PH 465 / PH 565
3 Credits, CRN 18437
 Oregon State University
(565 Students Use 465 Blackboard Course)

Winter 2011

Mathematical, numerical, and conceptual elements forming foundations of scientific computing: computer hardware, algorithms, precision, numerical analysis & parallel computing. Video-based lectures plus labs.

CP Survey Cover

An eCampus (online) course with no regularly-scheduled lab or office hour, but with video lectures including encapsulated slides. The instructor gladly works with students via email or phone. Email is the preferred approach (communication through Blackboard is less immediate). If there is sufficient interest, we can arrange a regular Skype Office Hour and lab meetings; please let the instructor know via email if you are interested.
Note, for this online course to work for you, you must be proactive in putting questions to the instructor, to other students, and in getting help quickly before you fall behind. You are encouraged to ask questions about the assignment before handing them in.

Professor:  Rubin H Landau

Midterm  10 Feb 11
Final Exam  17 Mar11

 Syllabus & Assignments

Office 499 Weniger (part time)
CP Lab: Weniger 412, 497

Course Description & Aims

Learning Outcomes

CPUG A CP Curriculum

Project Instructions

Sample Project Report

Video Lectures, Only Slides

Student Expectations

Acceptable Cooperation with Others

Prerequisites:   PH 464/564 or equivalent ,                 Corequisites:    Jr level physics

Curricular Materials


 Landau, Paez, Bordeianu A Survey of Computational Physics; introductory computational science, Princeton University Press, 2008.

eTextBook (Python)

We  are creating a Python version of the text in the form an eTextBook. We will provide free access to it if you agree that it is for your personal use only, and if you agree to partake in a survey about the book at the beginning and end of the term. If you want access, please email the instructor


 Sample Codes in multiple languages, Animations, Applets, Visualizations, etc., see text's CD


Quality and completeness of projects (best N-1 of N)

55%  Midterm   20%
Final Exam 20% Participation 5%
The projects involve some programming and explorations, usually done with a modification of a sample code. In order to receive a full grade, each project, to the extent possible, must describe in your own words the five major elements (use these as headings):
1. Equation solved 4. Results; preferably visualization
2. Algorithm used 5. Critical analysis (what you learned or not)
3. Code listing (preferably link  to it)  

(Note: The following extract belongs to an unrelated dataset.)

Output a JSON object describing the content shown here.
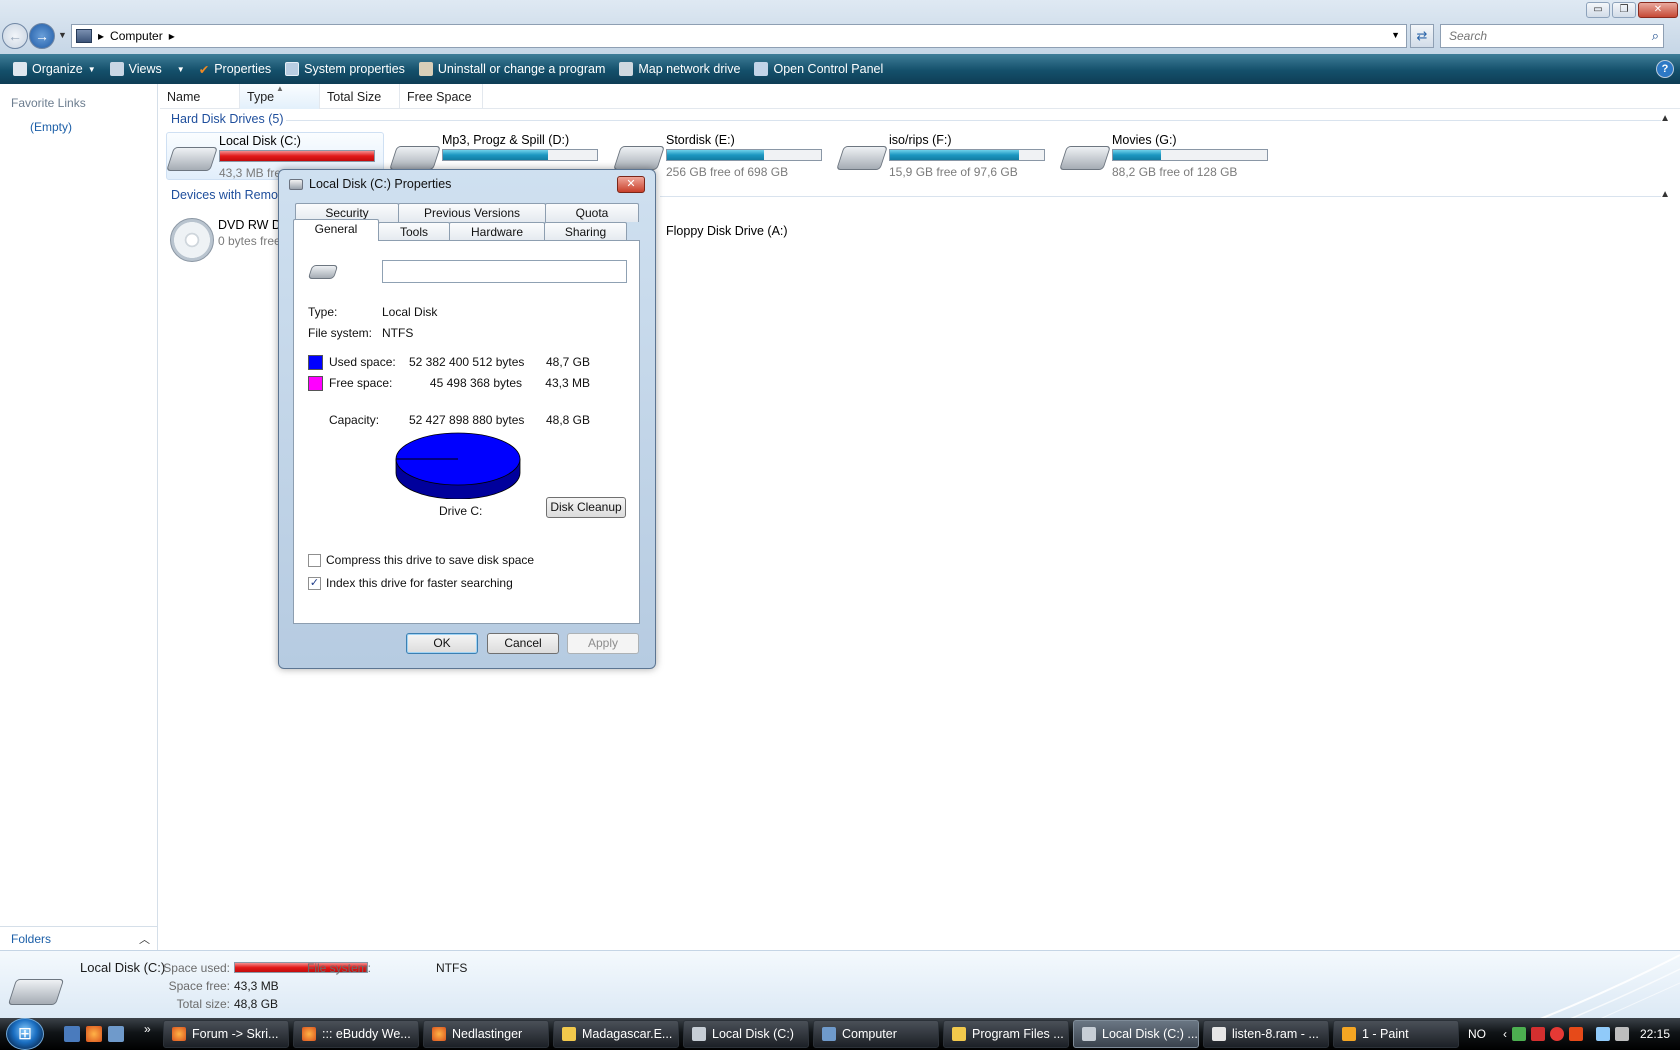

The exams emphasize assigned readings, understanding of concepts and vocabulary, but not programming details Use of any compiled language is acceptable, with Python or Java recommended.

eCampus has an on-campus office where you will take the midterm and final exams. There is flexibility in the exact time of the exam.
You must sign up for the exams via the link

Acceptable Cooperation: You are encouraged to discuss assignments with the instructors and other students. Even if you work in a group, it is still your responsibility to understand the work you hand in. When you place your name on an assignment, it is viewed as a signed statement that it is your work and that if asked to, you can explain it. Warning: Handing in another student's assignment (either in original or modified form) without acknowledgement is academic dishonesty and will result in an F grade for the entire course. Sample codes are given to you, there is no credit for just running them.

College Science Computer Support Physics Department Computer Support

Needed Software and Computational Physics Lab: You should be able to load up your personal computer with all the software you will need for this course (and it's all free!). The text describes how to do this, although you may want find a friend if you have trouble with installation. Just what you will need depends on the computer language you use (see text). There are two Computational Physics labs in the OSU Physics Department that were set up for use of this course. You may have to get a key from the Physics Department office.

Partial support for this course has been provided by the National Science Foundation for the CPUG degree program and the BMACC project.
2011, Rubin H LandauOregon State University, Corvallis, Oregon, 97331